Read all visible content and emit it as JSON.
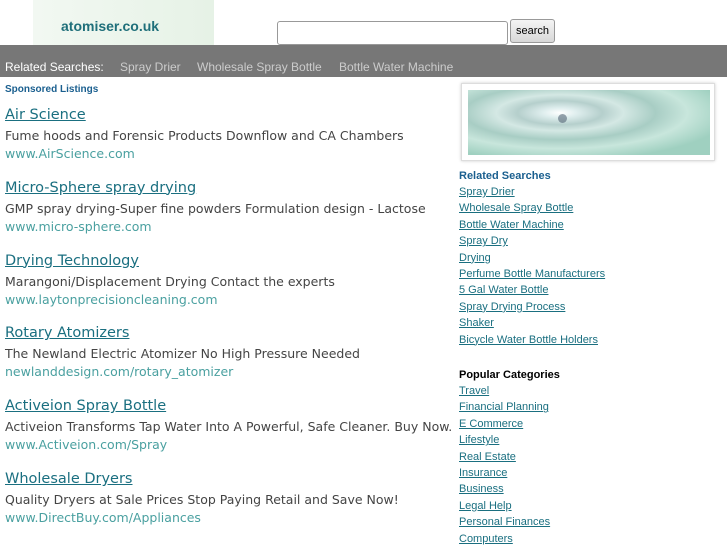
{
  "header": {
    "site_name": "atomiser.co.uk",
    "search_placeholder": "",
    "search_button": "search"
  },
  "related_bar": {
    "label": "Related Searches:",
    "items": [
      "Spray Drier",
      "Wholesale Spray Bottle",
      "Bottle Water Machine"
    ]
  },
  "sponsored_title": "Sponsored Listings",
  "ads": [
    {
      "title": "Air Science",
      "desc": "Fume hoods and Forensic Products Downflow and CA Chambers",
      "url": "www.AirScience.com"
    },
    {
      "title": "Micro-Sphere spray drying",
      "desc": "GMP spray drying-Super fine powders Formulation design - Lactose",
      "url": "www.micro-sphere.com"
    },
    {
      "title": "Drying Technology",
      "desc": "Marangoni/Displacement Drying Contact the experts",
      "url": "www.laytonprecisioncleaning.com"
    },
    {
      "title": "Rotary Atomizers",
      "desc": "The Newland Electric Atomizer No High Pressure Needed",
      "url": "newlanddesign.com/rotary_atomizer"
    },
    {
      "title": "Activeion Spray Bottle",
      "desc": "Activeion Transforms Tap Water Into A Powerful, Safe Cleaner. Buy Now.",
      "url": "www.Activeion.com/Spray"
    },
    {
      "title": "Wholesale Dryers",
      "desc": "Quality Dryers at Sale Prices Stop Paying Retail and Save Now!",
      "url": "www.DirectBuy.com/Appliances"
    }
  ],
  "related_searches": {
    "title": "Related Searches",
    "items": [
      "Spray Drier",
      "Wholesale Spray Bottle",
      "Bottle Water Machine",
      "Spray Dry",
      "Drying",
      "Perfume Bottle Manufacturers",
      "5 Gal Water Bottle",
      "Spray Drying Process",
      "Shaker",
      "Bicycle Water Bottle Holders"
    ]
  },
  "popular_categories": {
    "title": "Popular Categories",
    "items": [
      "Travel",
      "Financial Planning",
      "E Commerce",
      "Lifestyle",
      "Real Estate",
      "Insurance",
      "Business",
      "Legal Help",
      "Personal Finances",
      "Computers"
    ]
  }
}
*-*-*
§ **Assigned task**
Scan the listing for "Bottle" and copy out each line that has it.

§ **Exercise response**
      "Wholesale Spray Bottle",
      "Bottle Water Machine"
      "title": "Activeion Spray Bottle",
      "Wholesale Spray Bottle",
      "Bottle Water Machine",
      "Perfume Bottle Manufacturers",
      "5 Gal Water Bottle",
      "Bicycle Water Bottle Holders"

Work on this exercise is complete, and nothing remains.